| Items from a dataset |
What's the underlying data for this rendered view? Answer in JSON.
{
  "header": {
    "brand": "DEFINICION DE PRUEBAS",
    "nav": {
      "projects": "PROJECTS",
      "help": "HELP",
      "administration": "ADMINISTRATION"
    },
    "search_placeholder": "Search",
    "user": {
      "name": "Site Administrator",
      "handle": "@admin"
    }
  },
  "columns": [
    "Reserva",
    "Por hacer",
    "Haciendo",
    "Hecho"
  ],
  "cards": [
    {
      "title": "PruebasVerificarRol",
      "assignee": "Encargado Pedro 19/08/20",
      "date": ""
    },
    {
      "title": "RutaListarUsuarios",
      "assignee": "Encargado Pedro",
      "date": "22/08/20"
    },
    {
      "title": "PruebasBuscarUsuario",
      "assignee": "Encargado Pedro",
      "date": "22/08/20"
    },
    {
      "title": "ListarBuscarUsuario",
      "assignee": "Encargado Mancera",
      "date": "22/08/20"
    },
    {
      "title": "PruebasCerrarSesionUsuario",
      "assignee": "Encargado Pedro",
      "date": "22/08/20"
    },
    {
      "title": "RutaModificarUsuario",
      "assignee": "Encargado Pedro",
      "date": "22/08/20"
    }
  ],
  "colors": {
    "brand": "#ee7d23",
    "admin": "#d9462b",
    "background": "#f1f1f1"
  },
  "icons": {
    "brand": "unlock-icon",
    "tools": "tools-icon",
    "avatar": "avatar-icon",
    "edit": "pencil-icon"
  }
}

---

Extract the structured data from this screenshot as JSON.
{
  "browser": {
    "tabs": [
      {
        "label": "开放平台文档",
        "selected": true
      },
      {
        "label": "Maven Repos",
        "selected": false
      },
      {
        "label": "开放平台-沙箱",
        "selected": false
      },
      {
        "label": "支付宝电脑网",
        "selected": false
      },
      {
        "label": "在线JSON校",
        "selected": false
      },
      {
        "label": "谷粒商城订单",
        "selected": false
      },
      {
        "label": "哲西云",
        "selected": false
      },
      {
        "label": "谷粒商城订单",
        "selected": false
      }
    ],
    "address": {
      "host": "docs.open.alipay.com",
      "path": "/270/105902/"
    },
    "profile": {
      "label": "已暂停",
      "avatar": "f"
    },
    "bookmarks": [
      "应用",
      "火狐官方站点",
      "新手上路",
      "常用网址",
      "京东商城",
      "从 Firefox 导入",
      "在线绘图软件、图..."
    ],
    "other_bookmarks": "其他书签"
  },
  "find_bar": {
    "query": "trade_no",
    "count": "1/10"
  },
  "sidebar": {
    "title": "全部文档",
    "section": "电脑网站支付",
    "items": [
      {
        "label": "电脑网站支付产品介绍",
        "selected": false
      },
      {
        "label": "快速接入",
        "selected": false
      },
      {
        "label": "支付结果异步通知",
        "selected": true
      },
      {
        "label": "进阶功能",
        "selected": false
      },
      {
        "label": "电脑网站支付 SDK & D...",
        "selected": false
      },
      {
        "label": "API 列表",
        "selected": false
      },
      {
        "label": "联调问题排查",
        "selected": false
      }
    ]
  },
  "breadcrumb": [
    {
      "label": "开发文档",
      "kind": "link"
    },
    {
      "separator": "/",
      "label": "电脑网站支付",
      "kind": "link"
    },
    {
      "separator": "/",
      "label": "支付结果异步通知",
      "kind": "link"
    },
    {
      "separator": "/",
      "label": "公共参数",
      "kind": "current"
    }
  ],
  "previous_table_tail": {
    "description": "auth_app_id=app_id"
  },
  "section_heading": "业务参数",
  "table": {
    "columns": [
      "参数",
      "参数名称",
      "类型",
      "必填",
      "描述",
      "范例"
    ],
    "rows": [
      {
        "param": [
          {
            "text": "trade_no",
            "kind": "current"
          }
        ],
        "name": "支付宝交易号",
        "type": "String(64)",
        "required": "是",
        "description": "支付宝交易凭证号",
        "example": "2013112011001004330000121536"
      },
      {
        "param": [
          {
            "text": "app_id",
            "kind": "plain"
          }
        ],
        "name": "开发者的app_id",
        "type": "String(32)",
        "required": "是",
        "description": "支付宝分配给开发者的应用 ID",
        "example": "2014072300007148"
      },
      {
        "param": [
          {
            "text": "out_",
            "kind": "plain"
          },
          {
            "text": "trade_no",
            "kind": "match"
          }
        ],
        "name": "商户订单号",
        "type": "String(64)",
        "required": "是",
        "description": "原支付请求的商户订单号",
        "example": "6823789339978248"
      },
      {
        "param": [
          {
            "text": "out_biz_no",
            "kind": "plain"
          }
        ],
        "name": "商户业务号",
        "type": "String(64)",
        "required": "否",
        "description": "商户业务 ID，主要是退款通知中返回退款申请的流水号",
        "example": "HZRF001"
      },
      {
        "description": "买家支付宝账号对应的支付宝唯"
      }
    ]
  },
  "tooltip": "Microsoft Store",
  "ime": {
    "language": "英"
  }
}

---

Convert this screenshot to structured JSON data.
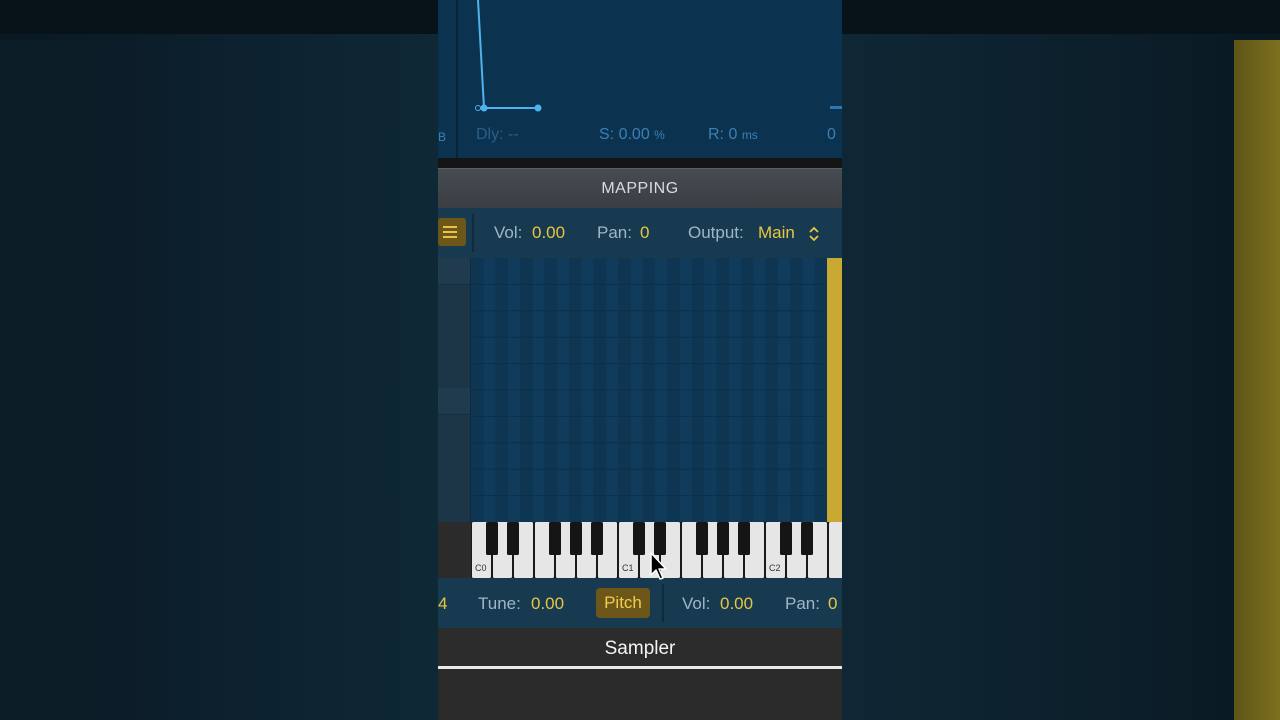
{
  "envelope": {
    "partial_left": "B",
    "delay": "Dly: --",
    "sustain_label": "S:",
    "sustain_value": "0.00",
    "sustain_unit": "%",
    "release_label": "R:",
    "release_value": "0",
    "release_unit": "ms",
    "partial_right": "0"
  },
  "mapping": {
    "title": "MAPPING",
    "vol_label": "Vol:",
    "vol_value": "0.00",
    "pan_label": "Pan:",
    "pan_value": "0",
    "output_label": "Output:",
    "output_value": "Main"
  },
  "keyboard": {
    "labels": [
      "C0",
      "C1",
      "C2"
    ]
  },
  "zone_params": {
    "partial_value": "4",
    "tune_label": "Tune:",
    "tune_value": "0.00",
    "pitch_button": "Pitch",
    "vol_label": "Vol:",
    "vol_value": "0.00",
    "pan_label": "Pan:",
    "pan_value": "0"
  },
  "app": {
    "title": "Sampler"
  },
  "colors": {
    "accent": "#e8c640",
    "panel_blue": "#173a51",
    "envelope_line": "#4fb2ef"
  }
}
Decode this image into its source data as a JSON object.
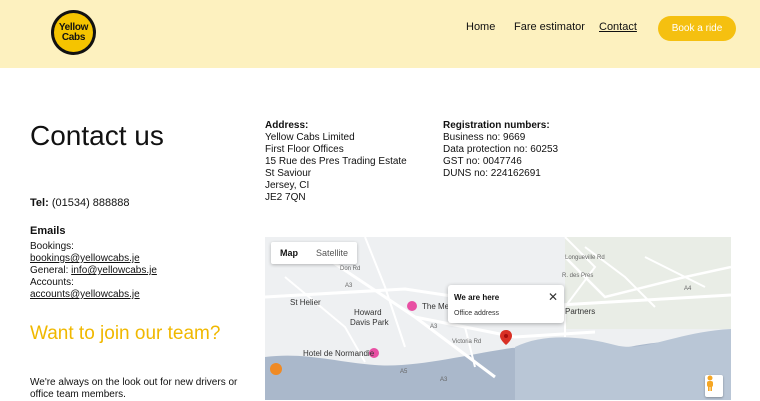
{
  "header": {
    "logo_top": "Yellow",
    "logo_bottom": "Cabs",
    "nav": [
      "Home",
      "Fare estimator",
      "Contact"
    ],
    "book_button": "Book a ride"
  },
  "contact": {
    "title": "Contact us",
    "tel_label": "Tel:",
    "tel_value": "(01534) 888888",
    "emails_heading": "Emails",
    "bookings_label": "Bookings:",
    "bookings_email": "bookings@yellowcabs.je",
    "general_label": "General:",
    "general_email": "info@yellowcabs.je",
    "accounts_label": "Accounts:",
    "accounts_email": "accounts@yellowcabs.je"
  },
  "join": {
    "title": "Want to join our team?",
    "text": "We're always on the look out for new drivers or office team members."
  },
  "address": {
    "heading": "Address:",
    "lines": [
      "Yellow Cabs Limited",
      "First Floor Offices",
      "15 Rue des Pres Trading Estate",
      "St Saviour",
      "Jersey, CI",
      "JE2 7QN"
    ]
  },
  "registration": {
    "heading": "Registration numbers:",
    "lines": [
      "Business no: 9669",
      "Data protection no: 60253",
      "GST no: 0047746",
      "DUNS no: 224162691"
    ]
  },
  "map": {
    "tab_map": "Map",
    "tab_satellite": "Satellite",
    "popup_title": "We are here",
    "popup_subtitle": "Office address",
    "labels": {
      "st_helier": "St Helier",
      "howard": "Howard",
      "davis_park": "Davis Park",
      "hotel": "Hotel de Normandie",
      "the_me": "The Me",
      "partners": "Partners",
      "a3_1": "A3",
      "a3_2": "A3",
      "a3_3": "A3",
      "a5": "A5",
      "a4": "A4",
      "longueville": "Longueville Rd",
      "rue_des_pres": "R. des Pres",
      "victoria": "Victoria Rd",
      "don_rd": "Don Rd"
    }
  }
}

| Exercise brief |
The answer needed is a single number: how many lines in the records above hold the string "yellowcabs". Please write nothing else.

| Solution for this task |
3